• **LISTED ENTRIES**
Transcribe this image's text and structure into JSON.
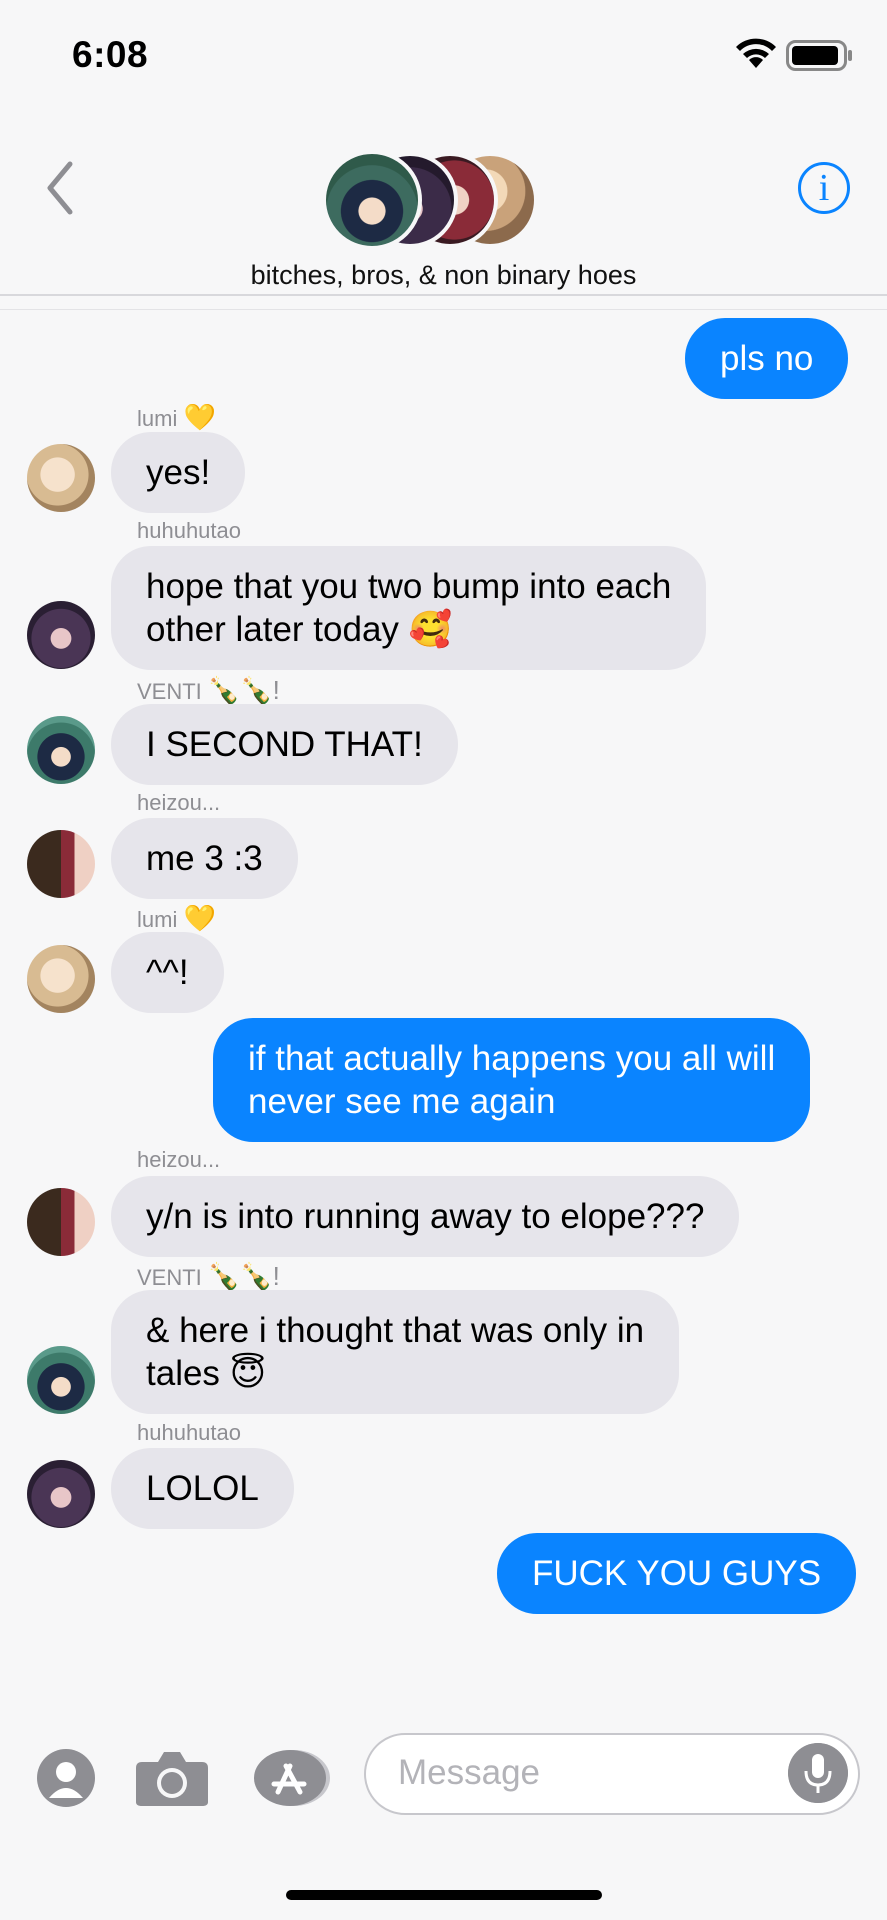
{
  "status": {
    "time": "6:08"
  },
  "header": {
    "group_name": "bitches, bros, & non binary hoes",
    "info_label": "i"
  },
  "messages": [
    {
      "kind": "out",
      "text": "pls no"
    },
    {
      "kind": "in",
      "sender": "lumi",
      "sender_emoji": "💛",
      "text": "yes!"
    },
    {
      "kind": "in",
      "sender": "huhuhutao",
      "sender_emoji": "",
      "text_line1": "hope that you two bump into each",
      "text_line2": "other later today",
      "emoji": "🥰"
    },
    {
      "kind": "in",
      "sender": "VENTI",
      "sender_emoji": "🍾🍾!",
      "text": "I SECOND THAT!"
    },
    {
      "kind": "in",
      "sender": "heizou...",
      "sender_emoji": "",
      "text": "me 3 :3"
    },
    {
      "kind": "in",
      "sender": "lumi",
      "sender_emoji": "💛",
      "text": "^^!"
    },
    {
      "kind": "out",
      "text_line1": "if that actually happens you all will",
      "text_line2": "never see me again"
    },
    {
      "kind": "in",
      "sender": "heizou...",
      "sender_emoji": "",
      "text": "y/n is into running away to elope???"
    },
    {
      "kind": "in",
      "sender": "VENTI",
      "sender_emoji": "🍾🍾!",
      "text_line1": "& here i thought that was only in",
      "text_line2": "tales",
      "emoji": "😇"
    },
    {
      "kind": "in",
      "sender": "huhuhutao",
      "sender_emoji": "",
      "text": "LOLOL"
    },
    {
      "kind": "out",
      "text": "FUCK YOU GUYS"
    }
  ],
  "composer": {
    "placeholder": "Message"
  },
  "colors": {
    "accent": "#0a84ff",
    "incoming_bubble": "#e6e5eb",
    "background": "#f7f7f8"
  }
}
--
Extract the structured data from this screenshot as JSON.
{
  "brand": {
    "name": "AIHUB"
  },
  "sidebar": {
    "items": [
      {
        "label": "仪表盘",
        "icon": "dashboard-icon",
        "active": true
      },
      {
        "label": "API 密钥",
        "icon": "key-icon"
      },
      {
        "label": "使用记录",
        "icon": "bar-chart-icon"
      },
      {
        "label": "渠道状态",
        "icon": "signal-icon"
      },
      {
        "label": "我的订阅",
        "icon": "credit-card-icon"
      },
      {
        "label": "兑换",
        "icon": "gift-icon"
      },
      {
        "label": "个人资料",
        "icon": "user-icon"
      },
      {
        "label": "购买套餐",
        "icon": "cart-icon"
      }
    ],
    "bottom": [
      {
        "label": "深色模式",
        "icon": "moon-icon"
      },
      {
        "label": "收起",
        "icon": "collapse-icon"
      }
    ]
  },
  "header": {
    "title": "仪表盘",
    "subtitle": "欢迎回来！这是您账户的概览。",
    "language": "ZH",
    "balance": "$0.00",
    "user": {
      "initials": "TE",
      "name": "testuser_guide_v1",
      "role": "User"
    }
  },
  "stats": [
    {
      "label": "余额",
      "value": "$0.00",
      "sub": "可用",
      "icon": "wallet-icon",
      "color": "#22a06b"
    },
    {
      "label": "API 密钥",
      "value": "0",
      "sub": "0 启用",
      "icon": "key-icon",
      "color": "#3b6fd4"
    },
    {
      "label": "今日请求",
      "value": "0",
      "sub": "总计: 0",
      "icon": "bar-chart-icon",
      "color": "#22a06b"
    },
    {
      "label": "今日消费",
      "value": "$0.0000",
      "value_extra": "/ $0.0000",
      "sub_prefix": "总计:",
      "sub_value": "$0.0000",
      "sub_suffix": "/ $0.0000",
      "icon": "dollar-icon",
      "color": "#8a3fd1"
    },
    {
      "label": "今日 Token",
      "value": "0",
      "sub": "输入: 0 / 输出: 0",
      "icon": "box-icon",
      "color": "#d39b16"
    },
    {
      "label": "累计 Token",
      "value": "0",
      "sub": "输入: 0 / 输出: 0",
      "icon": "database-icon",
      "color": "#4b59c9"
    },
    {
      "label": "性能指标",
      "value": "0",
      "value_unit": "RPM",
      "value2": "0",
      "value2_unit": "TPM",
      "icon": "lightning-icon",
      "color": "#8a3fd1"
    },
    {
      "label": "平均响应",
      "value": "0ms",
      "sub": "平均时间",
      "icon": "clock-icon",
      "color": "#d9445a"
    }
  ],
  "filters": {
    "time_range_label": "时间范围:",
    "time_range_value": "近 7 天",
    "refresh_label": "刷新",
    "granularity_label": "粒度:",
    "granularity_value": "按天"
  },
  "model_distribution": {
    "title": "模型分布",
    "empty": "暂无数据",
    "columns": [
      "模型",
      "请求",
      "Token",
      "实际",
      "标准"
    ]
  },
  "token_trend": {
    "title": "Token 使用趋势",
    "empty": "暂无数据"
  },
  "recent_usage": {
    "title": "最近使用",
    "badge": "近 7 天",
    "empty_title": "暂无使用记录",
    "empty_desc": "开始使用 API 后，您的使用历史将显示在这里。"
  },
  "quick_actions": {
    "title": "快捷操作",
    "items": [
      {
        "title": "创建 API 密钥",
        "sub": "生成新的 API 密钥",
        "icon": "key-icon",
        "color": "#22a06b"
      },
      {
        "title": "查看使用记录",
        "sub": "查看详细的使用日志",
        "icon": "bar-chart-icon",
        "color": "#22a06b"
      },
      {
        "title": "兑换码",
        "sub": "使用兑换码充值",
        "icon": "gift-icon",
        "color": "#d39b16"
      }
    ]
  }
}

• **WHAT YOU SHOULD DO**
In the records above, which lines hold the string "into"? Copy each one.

• **ANSWER SPACE**
Transcribe this image's text and structure into JSON.
      "text_line1": "hope that you two bump into each",
      "text": "y/n is into running away to elope???"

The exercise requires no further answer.